The cha-cha-cha, or simply cha-cha, is the name of a dance of Cuban origin. It is danced to the music of the same name introduced by Cuban composer and violinist Enrique JorrĀ¬an in 1953. This rhythm was developed from the danzan by a syncopation of the fourth beat. The name is onomatopoeic, derived from the rhythm of the gairo (scraper) and the shuffling of the dancers' feet.

The ballroom style of dancing the cha-cha-cha comes from studies made by dance teacher Monsieur Pierre(Pierre Zurcher-Margolle), who partnered Doris Lavelle.

Pierre, then from London, visited Cuba in 1952 to find out how and what Cubans were dancing at the time. He noted that this new dance had a split fourth beat, and to dance it one started on the second beat, not the first. He brought this dance idea to England and eventually created what is now known as ballroom cha-cha-cha.

The validity of his analysis is well established for that time, and some forms of evidence exist today. First, there is in existence film of Orquesta Jorrin playing to a cha-cha-cha dance contest in Cuba; second, the rhythm of the Benny More classic Santa Isabel de las Lajas written and recorded at about the same time is quite clearly syncopated on the fourth beat.
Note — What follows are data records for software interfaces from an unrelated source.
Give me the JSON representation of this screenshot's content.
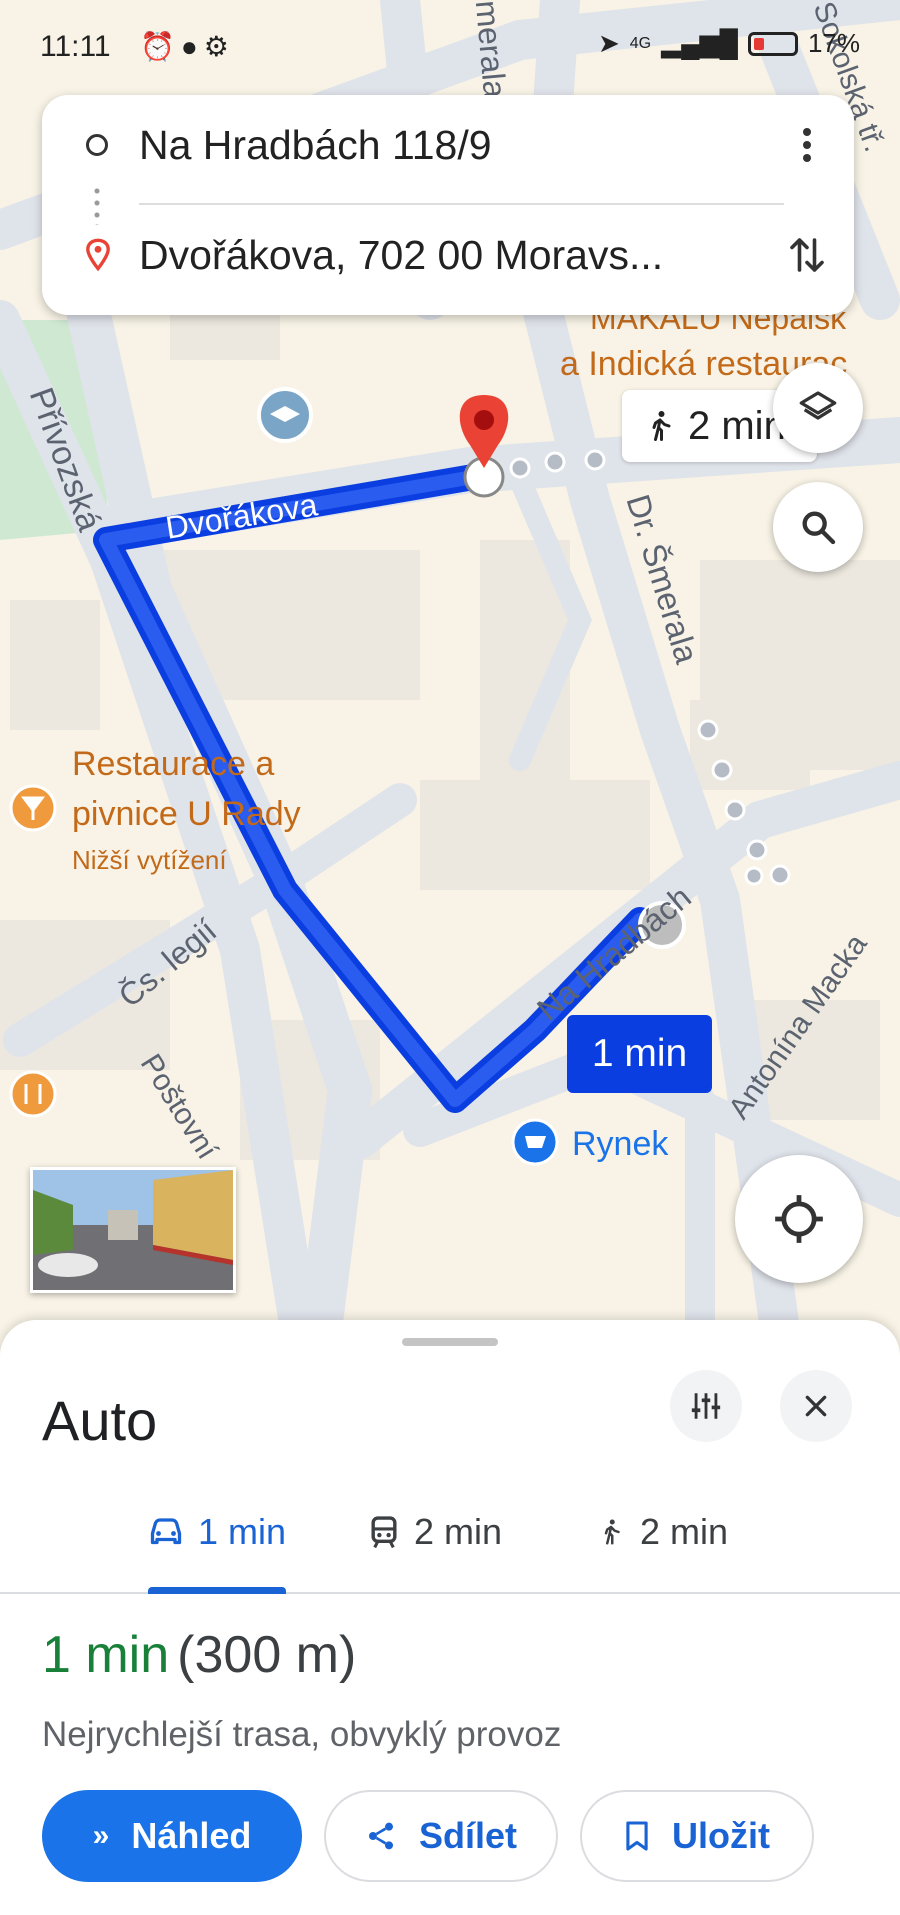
{
  "status_bar": {
    "time": "11:11",
    "network": "4G",
    "battery": "17%"
  },
  "search": {
    "origin": "Na Hradbách 118/9",
    "destination": "Dvořákova, 702 00 Moravs..."
  },
  "map": {
    "streets": {
      "privozska": "Přívozská",
      "dvorakova": "Dvořákova",
      "smerala": "Dr. Šmerala",
      "smerala_top": "Smerala",
      "sokolska": "Sokolská tř.",
      "cs_legii": "Čs. legií",
      "postovni": "Poštovní",
      "na_hradbach": "Na Hradbách",
      "antonina": "Antonína Macka"
    },
    "places": {
      "restaurant_name_1": "Restaurace a",
      "restaurant_name_2": "pivnice U Rady",
      "restaurant_status": "Nižší vytížení",
      "makalu_1": "MAKALU Nepalsk",
      "makalu_2": "a Indická restaurac",
      "store": "Rynek"
    },
    "walk_chip": "2 min",
    "route_label": "1 min"
  },
  "sheet": {
    "title": "Auto",
    "modes": [
      {
        "icon": "car-icon",
        "label": "1 min",
        "active": true
      },
      {
        "icon": "transit-icon",
        "label": "2 min",
        "active": false
      },
      {
        "icon": "walk-icon",
        "label": "2 min",
        "active": false
      }
    ],
    "summary": {
      "time": "1 min",
      "distance": "(300 m)"
    },
    "description": "Nejrychlejší trasa, obvyklý provoz",
    "buttons": {
      "preview": "Náhled",
      "share": "Sdílet",
      "save": "Uložit"
    }
  },
  "colors": {
    "route": "#0a3ee0",
    "accent": "#1a73e8",
    "time_green": "#188038",
    "pin_red": "#ea4335"
  }
}
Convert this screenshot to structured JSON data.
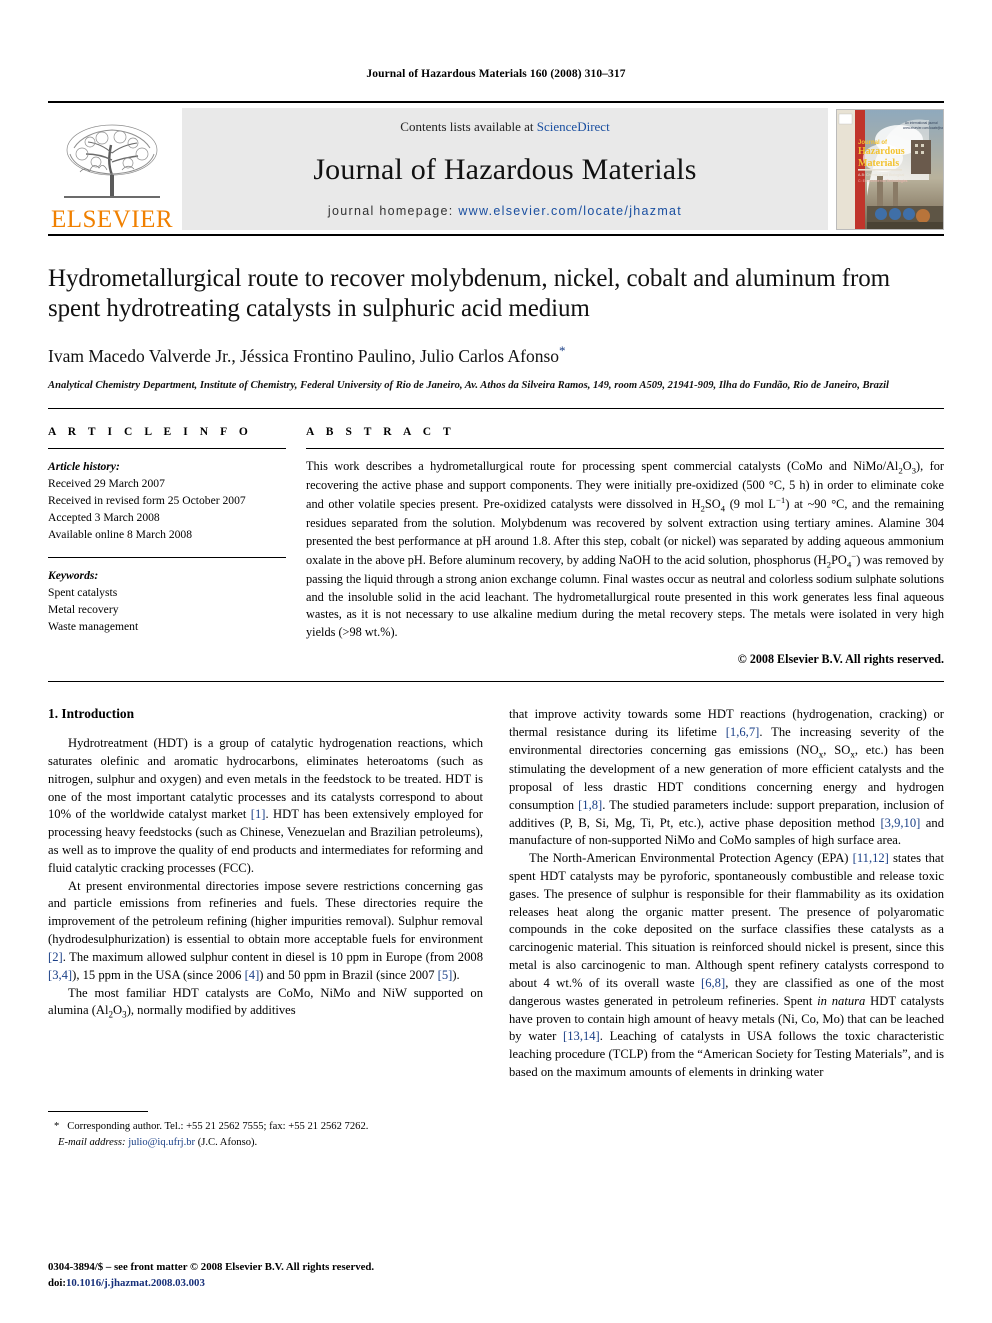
{
  "running_head": "Journal of Hazardous Materials 160 (2008) 310–317",
  "masthead": {
    "publisher_name": "ELSEVIER",
    "contents_prefix": "Contents lists available at ",
    "sciencedirect": "ScienceDirect",
    "journal_title": "Journal of Hazardous Materials",
    "homepage_prefix": "journal homepage:",
    "homepage_url": "www.elsevier.com/locate/jhazmat",
    "cover_title_line1": "Journal of",
    "cover_title_line2": "Hazardous",
    "cover_title_line3": "Materials",
    "cover_sub1": "A-B: Chemical and Biological",
    "cover_sub2": "C: Environmental Technologies"
  },
  "article": {
    "title": "Hydrometallurgical route to recover molybdenum, nickel, cobalt and aluminum from spent hydrotreating catalysts in sulphuric acid medium",
    "authors": "Ivam Macedo Valverde Jr., Jéssica Frontino Paulino, Julio Carlos Afonso",
    "corresponding_marker": "*",
    "affiliation": "Analytical Chemistry Department, Institute of Chemistry, Federal University of Rio de Janeiro, Av. Athos da Silveira Ramos, 149, room A509, 21941-909, Ilha do Fundão, Rio de Janeiro, Brazil"
  },
  "article_info": {
    "heading": "A R T I C L E   I N F O",
    "history_label": "Article history:",
    "history": [
      "Received 29 March 2007",
      "Received in revised form 25 October 2007",
      "Accepted 3 March 2008",
      "Available online 8 March 2008"
    ],
    "keywords_label": "Keywords:",
    "keywords": [
      "Spent catalysts",
      "Metal recovery",
      "Waste management"
    ]
  },
  "abstract": {
    "heading": "A B S T R A C T",
    "copyright": "© 2008 Elsevier B.V. All rights reserved."
  },
  "sections": {
    "intro_heading": "1.  Introduction"
  },
  "footnote": {
    "marker": "*",
    "corresponding": "Corresponding author. Tel.: +55 21 2562 7555; fax: +55 21 2562 7262.",
    "email_label": "E-mail address:",
    "email": "julio@iq.ufrj.br",
    "email_owner": "(J.C. Afonso)."
  },
  "page_footer": {
    "issn_line": "0304-3894/$ – see front matter © 2008 Elsevier B.V. All rights reserved.",
    "doi_label": "doi:",
    "doi": "10.1016/j.jhazmat.2008.03.003"
  },
  "colors": {
    "elsevier_orange": "#F08000",
    "link_blue": "#1a4fa0",
    "ref_blue": "#1a3f86",
    "band_grey": "#e9e9e9"
  }
}
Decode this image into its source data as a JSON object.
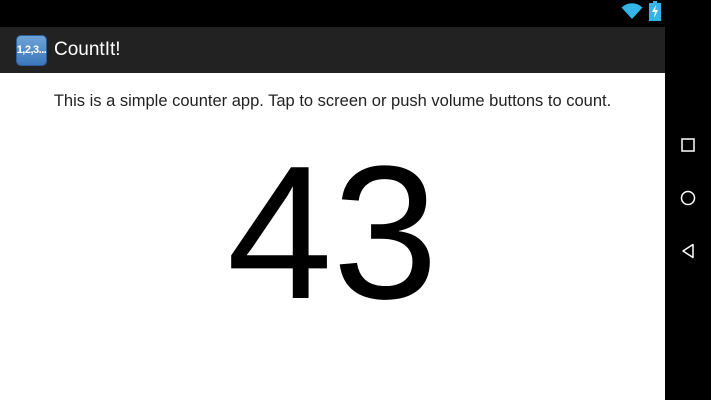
{
  "app": {
    "icon_text": "1,2,3...",
    "title": "CountIt!"
  },
  "main": {
    "instructions": "This is a simple counter app. Tap to screen or push volume buttons to count.",
    "count": "43"
  },
  "colors": {
    "action_bar": "#222222",
    "app_icon": "#4a86c8",
    "background": "#ffffff",
    "status_accent": "#33b5e5"
  },
  "icons": {
    "wifi": "wifi-icon",
    "battery": "battery-charging-icon",
    "recents": "recents-icon",
    "home": "home-icon",
    "back": "back-icon"
  }
}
Also, note that the slower bolero-son ("rumba") was always danced on the second beat.